If we’ve seen the last of Williamson in a Duke uniform, I certainly hope the past week or so doesn’t define his college legacy. I’m not sure I can handle remembering him as the player whose national title hopes were dashed by a cheaply made pair of Nikes. I’m not sure I can handle him being the face of the movement to end one-and-done (and I say that as someone who is as happy as anyone that the NBA is working toward getting rid of the rule). Isn’t Williamson’s year at Duke exactly what the NBA had in mind when it instituted the rule? Coming out of high school, he was a supreme athlete who was thought to be a little raw, which is another way of saying he was the exact type of prospect that NBA general managers were getting burned on before one-and-done went into effect. At Duke, he answered every question that scouts had about his game. He became a national sensation and practiced dealing with intense media scrutiny while being protected by an environment that Duke could control.
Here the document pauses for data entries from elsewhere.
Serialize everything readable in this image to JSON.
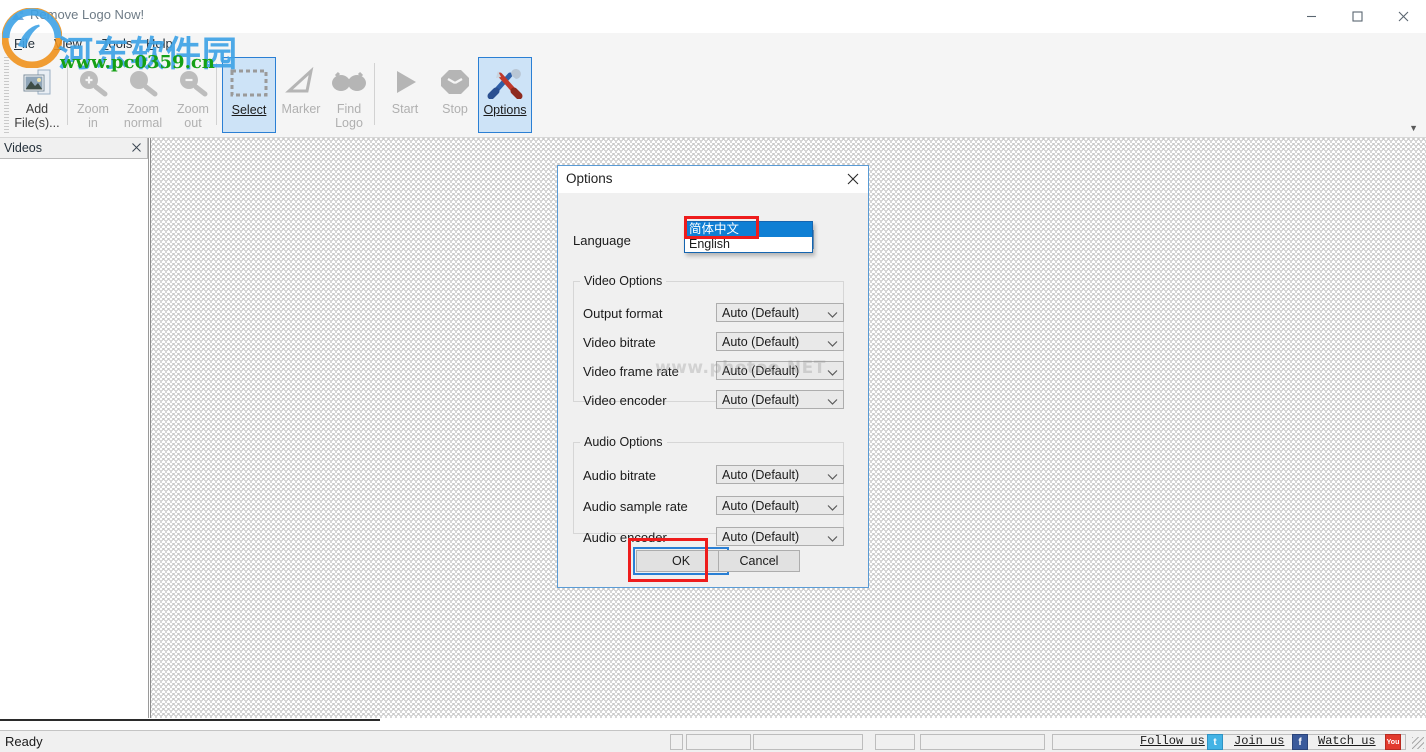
{
  "window": {
    "title": "Remove Logo Now!",
    "minimize_label": "Minimize",
    "maximize_label": "Maximize",
    "close_label": "Close"
  },
  "menubar": {
    "items": [
      {
        "label": "File",
        "accel": "F"
      },
      {
        "label": "View",
        "accel": "V"
      },
      {
        "label": "Tools",
        "accel": "T"
      },
      {
        "label": "Help",
        "accel": "H"
      }
    ]
  },
  "toolbar": {
    "buttons": [
      {
        "id": "add-files",
        "line1": "Add",
        "line2": "File(s)...",
        "state": "enabled"
      },
      {
        "id": "zoom-in",
        "line1": "Zoom",
        "line2": "in",
        "state": "disabled"
      },
      {
        "id": "zoom-normal",
        "line1": "Zoom",
        "line2": "normal",
        "state": "disabled"
      },
      {
        "id": "zoom-out",
        "line1": "Zoom",
        "line2": "out",
        "state": "disabled"
      },
      {
        "id": "select",
        "line1": "Select",
        "line2": "",
        "state": "selected"
      },
      {
        "id": "marker",
        "line1": "Marker",
        "line2": "",
        "state": "disabled"
      },
      {
        "id": "find-logo",
        "line1": "Find",
        "line2": "Logo",
        "state": "disabled"
      },
      {
        "id": "start",
        "line1": "Start",
        "line2": "",
        "state": "disabled"
      },
      {
        "id": "stop",
        "line1": "Stop",
        "line2": "",
        "state": "disabled"
      },
      {
        "id": "options",
        "line1": "Options",
        "line2": "",
        "state": "selected"
      }
    ],
    "overflow_label": "More"
  },
  "dock": {
    "title": "Videos",
    "close_label": "Close panel"
  },
  "dialog": {
    "title": "Options",
    "close_label": "Close",
    "language_label": "Language",
    "language_value": "English",
    "language_options": [
      {
        "label": "简体中文",
        "highlighted": true
      },
      {
        "label": "English",
        "highlighted": false
      }
    ],
    "video_group": "Video Options",
    "audio_group": "Audio Options",
    "video_rows": [
      {
        "label": "Output format",
        "value": "Auto (Default)"
      },
      {
        "label": "Video bitrate",
        "value": "Auto (Default)"
      },
      {
        "label": "Video frame rate",
        "value": "Auto (Default)"
      },
      {
        "label": "Video encoder",
        "value": "Auto (Default)"
      }
    ],
    "audio_rows": [
      {
        "label": "Audio bitrate",
        "value": "Auto (Default)"
      },
      {
        "label": "Audio sample rate",
        "value": "Auto (Default)"
      },
      {
        "label": "Audio encoder",
        "value": "Auto (Default)"
      }
    ],
    "ok_label": "OK",
    "cancel_label": "Cancel"
  },
  "statusbar": {
    "ready_text": "Ready",
    "follow_label": "Follow us",
    "join_label": "Join us",
    "watch_label": "Watch us",
    "twitter_glyph": "t",
    "facebook_glyph": "f",
    "youtube_glyph": "You"
  },
  "watermarks": {
    "site_cn": "河东软件园",
    "site_url": "www.pc0359.cn",
    "faint": "www.photoo.NET"
  },
  "colors": {
    "accent_blue": "#2a7fd4",
    "highlight_blue": "#0f7fd4",
    "annotation_red": "#ee1c1c",
    "ribbon_bg": "#f5f5f5",
    "dialog_bg": "#f0f0f0",
    "wm_blue": "#3fa3e6",
    "wm_green": "#15a015"
  }
}
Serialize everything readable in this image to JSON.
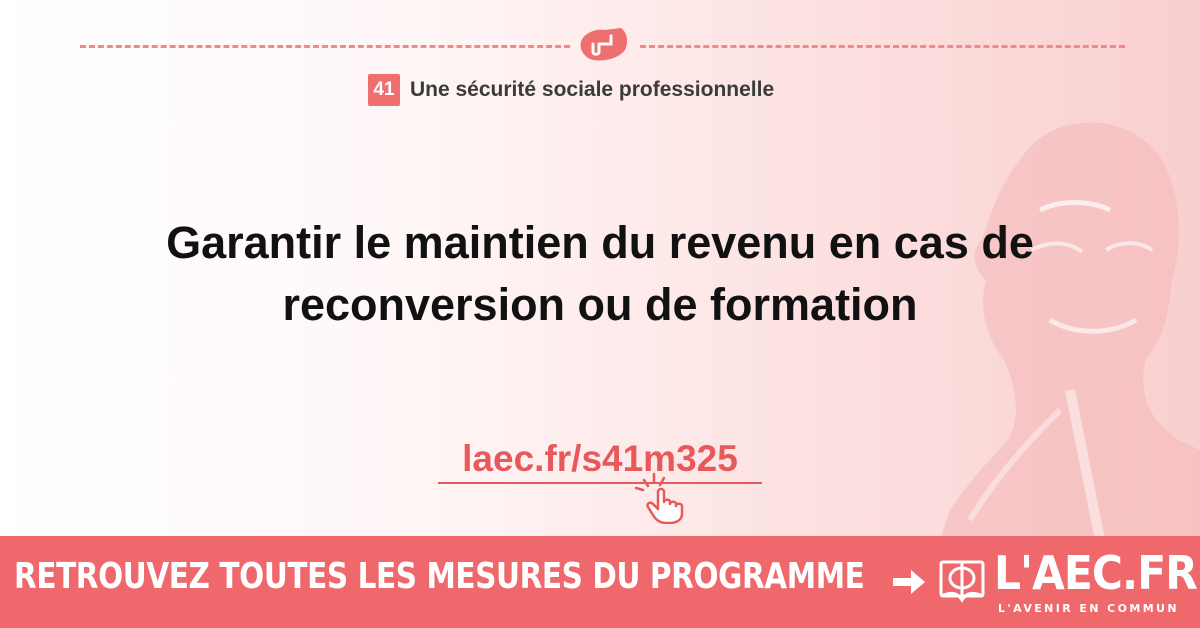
{
  "category": {
    "number": "41",
    "label": "Une sécurité sociale professionnelle"
  },
  "headline": {
    "line1": "Garantir le maintien du revenu en cas de",
    "line2": "reconversion ou de formation"
  },
  "link": {
    "text": "laec.fr/s41m325"
  },
  "banner": {
    "cta": "RETROUVEZ TOUTES LES MESURES DU PROGRAMME",
    "logo_text": "L'AEC.FR",
    "logo_tagline": "L'AVENIR EN COMMUN"
  },
  "icons": {
    "top": "handshake-icon",
    "link": "click-hand-icon",
    "arrow": "arrow-right-icon",
    "logo": "phi-book-icon"
  },
  "colors": {
    "accent": "#ee686c",
    "link": "#e8595b",
    "headline": "#111111",
    "banner_text": "#ffffff"
  }
}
And he gained some life experience through living on his own for the first time. He seemed to enjoy his college experience, never once complaining publicly about being forced to go to Duke, or how the NCAA was exploiting him. Maybe I’m missing something, but I’m not sure how anyone could look at Williamson’s year in Durham and think, “That’s a perfect example of everything wrong with the one-and-done rule, and we have to make sure that never happens again.”
I’m desperate to see Williamson return to the court for Duke because he deserves to write his own ending to his college career. He spent all year building his reputation and becoming must-see television only to have the story of his magical season hijacked by people who never really cared about him, his team, or college basketball before his shoe split apart. He might decide that it’s not worth the risk of further injury, and that would be fine, too. It’s his choice. It’s unfair for anyone to suggest what Williamson should or should not do. Frankly, it’s embarrassing that it ever got to this point in the first place—shame on anyone who contributed to putting this man on a pedestal made of impossible expectations.
Now, if you’ll excuse me, I’m going to go pray that the college basketball gods can heal our savior’s knee and deliver him back to us before the NCAA tournament because they might as well not even play the thing if he can’t be a part of it.